# Records provided
========================

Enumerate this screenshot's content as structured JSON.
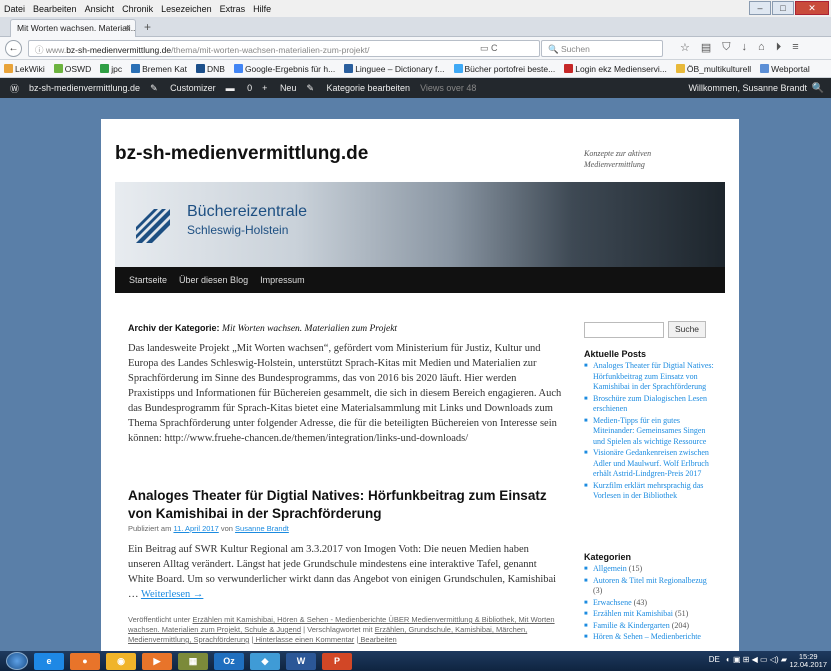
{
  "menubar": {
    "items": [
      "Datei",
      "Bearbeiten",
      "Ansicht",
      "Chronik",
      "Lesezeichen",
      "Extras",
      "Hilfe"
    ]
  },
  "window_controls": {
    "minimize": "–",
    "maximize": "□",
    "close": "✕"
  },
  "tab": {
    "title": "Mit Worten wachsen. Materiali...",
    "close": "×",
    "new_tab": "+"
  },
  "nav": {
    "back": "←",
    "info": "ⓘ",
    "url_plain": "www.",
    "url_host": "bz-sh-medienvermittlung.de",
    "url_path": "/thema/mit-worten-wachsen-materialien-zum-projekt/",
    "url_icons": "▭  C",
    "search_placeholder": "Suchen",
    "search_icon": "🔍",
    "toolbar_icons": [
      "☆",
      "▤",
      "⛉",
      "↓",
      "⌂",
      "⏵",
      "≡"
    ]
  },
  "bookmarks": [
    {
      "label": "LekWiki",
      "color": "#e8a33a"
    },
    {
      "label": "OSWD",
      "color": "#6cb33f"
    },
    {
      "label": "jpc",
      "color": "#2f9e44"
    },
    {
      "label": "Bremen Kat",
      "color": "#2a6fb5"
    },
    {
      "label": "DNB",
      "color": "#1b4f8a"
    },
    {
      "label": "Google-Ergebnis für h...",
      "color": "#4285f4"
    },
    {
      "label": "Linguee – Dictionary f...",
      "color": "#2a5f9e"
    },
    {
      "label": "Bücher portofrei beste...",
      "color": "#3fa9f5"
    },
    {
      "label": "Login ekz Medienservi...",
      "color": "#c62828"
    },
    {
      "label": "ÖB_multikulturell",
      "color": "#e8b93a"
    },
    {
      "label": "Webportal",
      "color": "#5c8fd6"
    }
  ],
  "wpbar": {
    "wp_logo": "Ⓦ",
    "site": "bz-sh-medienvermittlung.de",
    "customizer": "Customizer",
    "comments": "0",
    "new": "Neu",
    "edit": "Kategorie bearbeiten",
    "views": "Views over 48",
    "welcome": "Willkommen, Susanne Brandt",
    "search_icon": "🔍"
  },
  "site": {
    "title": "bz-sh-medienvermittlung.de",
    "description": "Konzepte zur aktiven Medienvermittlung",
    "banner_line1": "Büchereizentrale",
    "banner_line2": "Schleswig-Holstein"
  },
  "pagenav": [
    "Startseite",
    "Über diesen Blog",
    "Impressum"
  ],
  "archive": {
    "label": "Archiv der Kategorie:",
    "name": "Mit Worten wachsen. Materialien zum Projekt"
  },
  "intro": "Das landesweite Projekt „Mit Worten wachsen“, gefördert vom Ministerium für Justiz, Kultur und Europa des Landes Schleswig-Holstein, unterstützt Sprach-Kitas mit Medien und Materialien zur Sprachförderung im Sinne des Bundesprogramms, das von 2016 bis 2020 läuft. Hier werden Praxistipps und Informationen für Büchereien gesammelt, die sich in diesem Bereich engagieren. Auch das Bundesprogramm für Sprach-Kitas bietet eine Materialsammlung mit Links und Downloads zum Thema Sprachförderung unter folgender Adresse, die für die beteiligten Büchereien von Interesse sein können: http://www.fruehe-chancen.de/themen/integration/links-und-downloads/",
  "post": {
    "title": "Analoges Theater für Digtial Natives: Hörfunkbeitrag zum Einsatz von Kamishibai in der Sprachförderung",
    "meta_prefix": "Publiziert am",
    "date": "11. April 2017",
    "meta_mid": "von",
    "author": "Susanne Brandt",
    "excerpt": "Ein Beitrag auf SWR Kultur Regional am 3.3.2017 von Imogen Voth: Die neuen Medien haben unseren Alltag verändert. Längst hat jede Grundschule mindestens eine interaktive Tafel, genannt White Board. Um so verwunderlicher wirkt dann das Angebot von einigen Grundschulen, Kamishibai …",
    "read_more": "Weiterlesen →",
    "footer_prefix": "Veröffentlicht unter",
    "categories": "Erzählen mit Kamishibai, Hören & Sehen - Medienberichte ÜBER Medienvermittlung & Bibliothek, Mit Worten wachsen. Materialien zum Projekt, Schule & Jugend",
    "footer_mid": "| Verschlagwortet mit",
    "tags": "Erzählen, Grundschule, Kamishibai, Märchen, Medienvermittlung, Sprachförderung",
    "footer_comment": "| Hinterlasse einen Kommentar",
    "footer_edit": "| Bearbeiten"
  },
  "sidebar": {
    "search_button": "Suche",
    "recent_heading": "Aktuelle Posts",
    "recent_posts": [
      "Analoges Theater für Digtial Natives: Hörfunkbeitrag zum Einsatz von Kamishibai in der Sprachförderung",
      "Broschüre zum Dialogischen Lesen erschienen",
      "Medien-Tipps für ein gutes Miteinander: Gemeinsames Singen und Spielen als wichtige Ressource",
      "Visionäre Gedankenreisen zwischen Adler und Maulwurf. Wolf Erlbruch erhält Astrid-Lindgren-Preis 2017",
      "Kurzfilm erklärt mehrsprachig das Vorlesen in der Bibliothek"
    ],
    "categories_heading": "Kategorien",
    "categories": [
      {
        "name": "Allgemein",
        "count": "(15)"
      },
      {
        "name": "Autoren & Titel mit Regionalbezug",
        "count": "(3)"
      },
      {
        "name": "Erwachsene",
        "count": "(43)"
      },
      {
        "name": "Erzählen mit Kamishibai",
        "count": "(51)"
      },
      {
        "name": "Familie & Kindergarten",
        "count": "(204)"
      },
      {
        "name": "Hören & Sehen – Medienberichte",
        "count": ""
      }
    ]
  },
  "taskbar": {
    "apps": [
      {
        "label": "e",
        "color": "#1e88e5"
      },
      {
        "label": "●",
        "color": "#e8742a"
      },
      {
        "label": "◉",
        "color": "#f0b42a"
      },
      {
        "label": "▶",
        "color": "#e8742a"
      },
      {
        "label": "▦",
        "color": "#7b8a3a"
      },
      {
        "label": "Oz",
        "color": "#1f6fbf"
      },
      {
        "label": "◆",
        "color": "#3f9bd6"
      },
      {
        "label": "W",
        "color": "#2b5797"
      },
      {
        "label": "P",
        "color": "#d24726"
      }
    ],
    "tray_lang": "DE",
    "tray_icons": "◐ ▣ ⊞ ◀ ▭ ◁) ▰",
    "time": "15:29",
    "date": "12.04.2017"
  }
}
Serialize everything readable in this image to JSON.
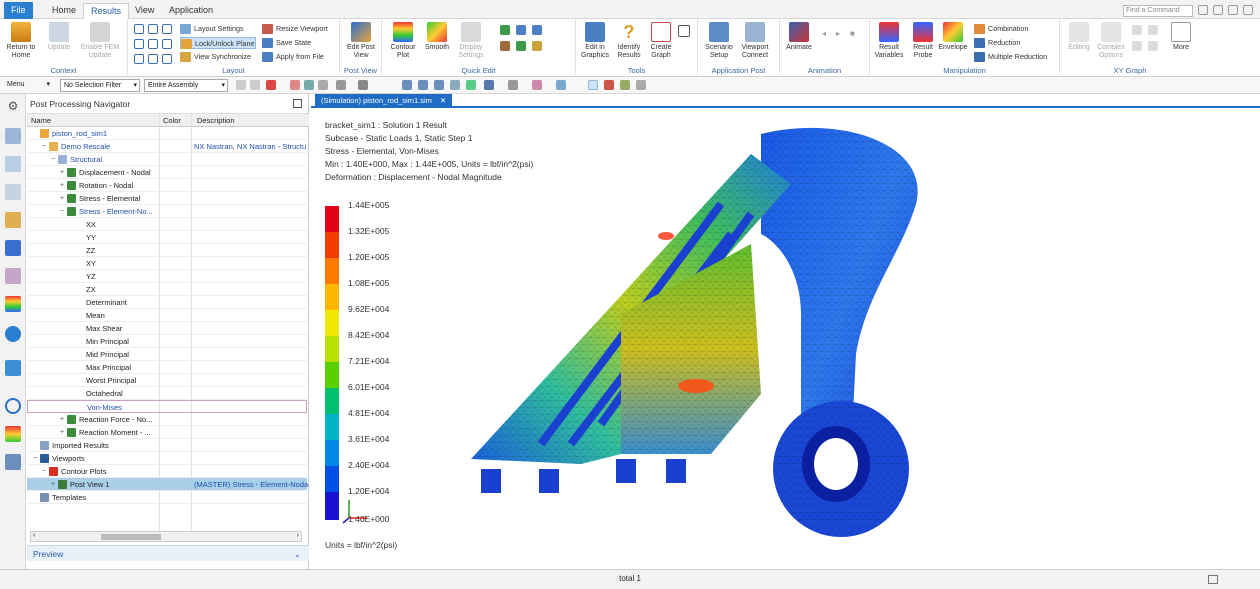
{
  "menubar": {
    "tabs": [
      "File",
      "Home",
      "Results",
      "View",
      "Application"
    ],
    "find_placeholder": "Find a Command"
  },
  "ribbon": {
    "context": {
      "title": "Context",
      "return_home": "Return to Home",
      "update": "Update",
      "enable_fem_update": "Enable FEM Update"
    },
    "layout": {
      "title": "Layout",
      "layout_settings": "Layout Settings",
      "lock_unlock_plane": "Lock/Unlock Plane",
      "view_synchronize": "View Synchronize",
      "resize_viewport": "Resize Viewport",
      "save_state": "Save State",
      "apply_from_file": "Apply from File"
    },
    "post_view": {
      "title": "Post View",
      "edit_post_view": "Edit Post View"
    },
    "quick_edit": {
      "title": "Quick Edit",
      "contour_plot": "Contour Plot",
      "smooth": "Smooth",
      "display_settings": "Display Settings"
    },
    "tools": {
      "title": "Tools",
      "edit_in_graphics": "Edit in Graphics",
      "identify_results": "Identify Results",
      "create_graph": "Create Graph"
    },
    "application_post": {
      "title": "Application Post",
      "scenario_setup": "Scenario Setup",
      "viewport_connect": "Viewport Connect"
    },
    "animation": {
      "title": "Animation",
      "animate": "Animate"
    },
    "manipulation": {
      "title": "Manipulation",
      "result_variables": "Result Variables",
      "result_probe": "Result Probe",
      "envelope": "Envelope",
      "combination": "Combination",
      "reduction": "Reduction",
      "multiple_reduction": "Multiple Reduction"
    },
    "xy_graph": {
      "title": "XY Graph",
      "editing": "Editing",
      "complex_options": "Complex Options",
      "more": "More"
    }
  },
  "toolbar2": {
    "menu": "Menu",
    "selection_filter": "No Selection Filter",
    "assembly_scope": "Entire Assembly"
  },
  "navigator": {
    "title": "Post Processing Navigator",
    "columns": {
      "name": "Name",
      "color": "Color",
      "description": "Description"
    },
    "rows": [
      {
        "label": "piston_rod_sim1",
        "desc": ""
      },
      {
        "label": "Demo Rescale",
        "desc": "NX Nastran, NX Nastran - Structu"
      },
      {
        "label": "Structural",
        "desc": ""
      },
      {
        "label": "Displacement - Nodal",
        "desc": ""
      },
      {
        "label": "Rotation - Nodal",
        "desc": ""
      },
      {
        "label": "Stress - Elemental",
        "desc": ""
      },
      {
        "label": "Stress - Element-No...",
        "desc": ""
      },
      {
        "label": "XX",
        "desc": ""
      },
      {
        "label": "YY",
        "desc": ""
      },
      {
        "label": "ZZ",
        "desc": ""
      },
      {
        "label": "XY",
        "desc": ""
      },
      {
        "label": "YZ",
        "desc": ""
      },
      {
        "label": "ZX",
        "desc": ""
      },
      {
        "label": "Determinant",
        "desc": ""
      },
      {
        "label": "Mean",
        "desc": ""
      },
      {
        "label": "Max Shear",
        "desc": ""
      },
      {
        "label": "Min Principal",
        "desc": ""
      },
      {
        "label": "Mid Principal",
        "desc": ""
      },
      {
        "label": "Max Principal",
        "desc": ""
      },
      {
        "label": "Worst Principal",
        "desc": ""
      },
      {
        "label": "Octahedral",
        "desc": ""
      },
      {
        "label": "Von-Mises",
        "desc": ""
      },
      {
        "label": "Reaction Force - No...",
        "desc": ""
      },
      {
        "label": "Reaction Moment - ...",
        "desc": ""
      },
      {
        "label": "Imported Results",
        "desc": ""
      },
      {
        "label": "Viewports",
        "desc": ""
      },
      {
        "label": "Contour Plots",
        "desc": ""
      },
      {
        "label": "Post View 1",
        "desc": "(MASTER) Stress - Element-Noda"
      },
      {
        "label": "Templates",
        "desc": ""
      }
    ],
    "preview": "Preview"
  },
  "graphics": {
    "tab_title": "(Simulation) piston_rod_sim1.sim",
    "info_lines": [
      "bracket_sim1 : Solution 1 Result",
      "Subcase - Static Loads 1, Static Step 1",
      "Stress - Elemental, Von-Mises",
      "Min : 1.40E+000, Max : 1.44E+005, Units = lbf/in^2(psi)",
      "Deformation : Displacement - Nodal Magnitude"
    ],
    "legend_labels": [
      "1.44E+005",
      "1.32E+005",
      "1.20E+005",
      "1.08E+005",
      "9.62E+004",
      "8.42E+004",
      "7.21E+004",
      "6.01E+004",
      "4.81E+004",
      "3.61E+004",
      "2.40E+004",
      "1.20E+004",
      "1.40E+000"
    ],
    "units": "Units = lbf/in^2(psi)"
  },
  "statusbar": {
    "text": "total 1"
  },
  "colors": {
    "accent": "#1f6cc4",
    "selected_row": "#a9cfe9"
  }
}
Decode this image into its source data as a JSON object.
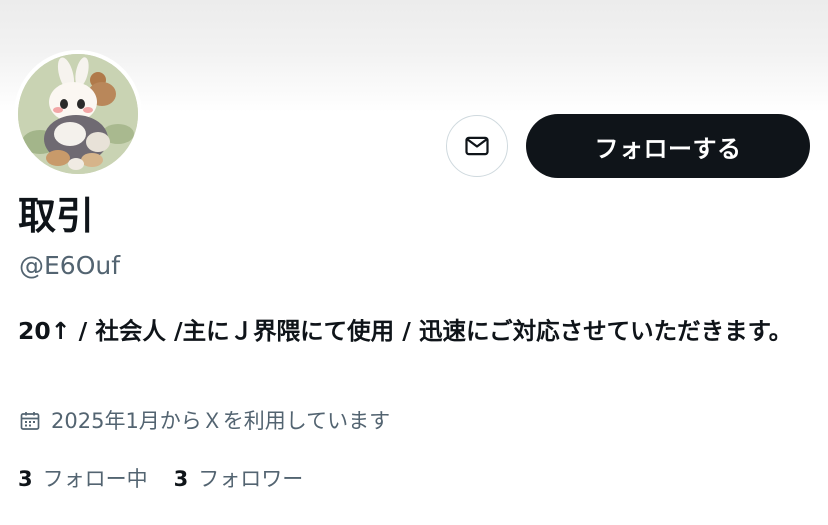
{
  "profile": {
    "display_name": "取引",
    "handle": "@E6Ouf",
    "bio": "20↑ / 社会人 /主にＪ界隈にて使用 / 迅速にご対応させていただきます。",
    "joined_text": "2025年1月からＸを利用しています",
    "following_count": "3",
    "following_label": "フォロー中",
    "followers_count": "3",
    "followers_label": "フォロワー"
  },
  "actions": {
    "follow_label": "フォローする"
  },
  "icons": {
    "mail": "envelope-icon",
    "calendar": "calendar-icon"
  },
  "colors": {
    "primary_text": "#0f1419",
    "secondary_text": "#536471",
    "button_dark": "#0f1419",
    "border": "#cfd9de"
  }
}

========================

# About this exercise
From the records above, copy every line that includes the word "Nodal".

# Answer to this exercise
        "label": "Displacement - Nodal",
        "label": "Rotation - Nodal",
      "Deformation : Displacement - Nodal Magnitude"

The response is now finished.